75%
Nokia C5

Nokia C5

Compact candybar for avid texters

  • alert
  • submit to reddit

Secure remote control for conventional and virtual desktops

Review Nokia’s lower end and mid range handsets might not offer the bells and whistles of the leading edge phones, but they can be solid workhorses. The C5 is a case in point. Just be aware when eyeing up the specs that its small screen means it can’t do some things nearly as well as bigger screened alternatives.

Nokia C5

Slimline satnav: Nokia's C5 includes Ovi Maps

This standard candybar handset weighs 89.3g and at 112 x 46 x 12.3mm, it is almost unnoticeable in a pocket. The metal backplate is a nice touch, while on the front silver highlights joined a two-tone grey and black colour scheme in my review sample. There is also a white version. Neither colour scheme is innovative, but pleasant enough.

The number pad is relatively large, each key is slightly domed and I was able to tap out texts at my maximum speed for a handset of this general design. Above the number pad are large Call, End and soft menu keys, while Home and Clear keys are tiny but raised from their surroundings and easy to hit.
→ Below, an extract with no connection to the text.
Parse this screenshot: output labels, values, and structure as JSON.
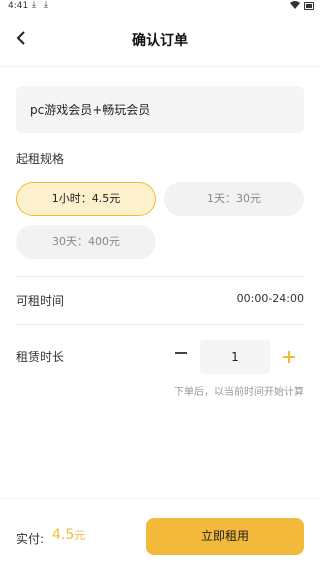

The navpad is large enough, with a big central select button. Indeed, Nokia really does have the main ergonomics down to a fine art and while there’s nothing new here, the keys and overall layout work very well indeed.

None of this matters a jot if the specs and value for money points don’t add up, though. And at £169 you can’t expect leading edge stuff. This is a 3G handset with A-GPS but not Wi-Fi. Bluetooth is here, and there is a 3.5mm headset connector on the top of the chassis. Hence, the phone can sit perfectly in the pocket with no chance of snagging and ripping at connectors.

Nokia C5

The slot is on the right edge of the chassis

Nokia’s provided headset is satisfactory, although the flat in-ear buds refused to stay in my ears and a higher quality alternative set improved sound output considerably. The equaliser had practically no effect on sound output, as far as I could see. The FM radio has a generous 50 presets. With only 23 slots filled by downloading station data for the South East and London area, there’s plenty of room for expansion.

The essential guide to IT transformation

More from The Register

next story
Apple's iWatch? They cannae do it ... they don't have the POWER
Analyst predicts fanbois will have to wait until next year
The agony and ecstasy of SteamOS: WHERE ARE MY GAMES?
And yes it does need a fat HDD (or SSD, it's cool with either)
Barnes & Noble: Swallow a Samsung Nook tablet, please ... pretty please
Novelslab finally on sale with ($199 - $20) price tag
Kate Bush: Don't make me HAVE CONTACT with your iPHONE
Can't face sea of wobbling fondle implements. What happened to lighters, eh?
Apple to build WORLD'S BIGGEST iStore in Dubai
It's not the size of your shiny-shiny...
Just in case? Unverified 'supersize me' iPhone 6 pics in sneak leak peek
Is bigger necessarily better for the fruity firm's flagship phone?
Steve Jobs had BETTER BALLS than Atari, says Apple mouse designer
Xerox? Pff, not even in the same league as His Jobsiness
Apple analyst: fruity firm set to shift 75 million iPhones
We'll have some of whatever he's having please
prev story

Whitepapers

Implementing global e-invoicing with guaranteed legal certainty
Explaining the role local tax compliance plays in successful supply chain management and e-business and how leading global brands are addressing this.
7 Elements of Radically Simple OS Migration
Avoid the typical headaches of OS migration during your next project by learning about 7 elements of radically simple OS migration.
BYOD's dark side: Data protection
An endpoint data protection solution that adds value to the user and the organization so it can protect itself from data loss as well as leverage corporate data.
Consolidation: The Foundation for IT Business Transformation
In this whitepaper learn how effective consolidation of IT and business resources can enable multiple, meaningful business benefits.
High Performance for All
While HPC is not new, it has traditionally been seen as a specialist area – is it now geared up to meet more mainstream requirements?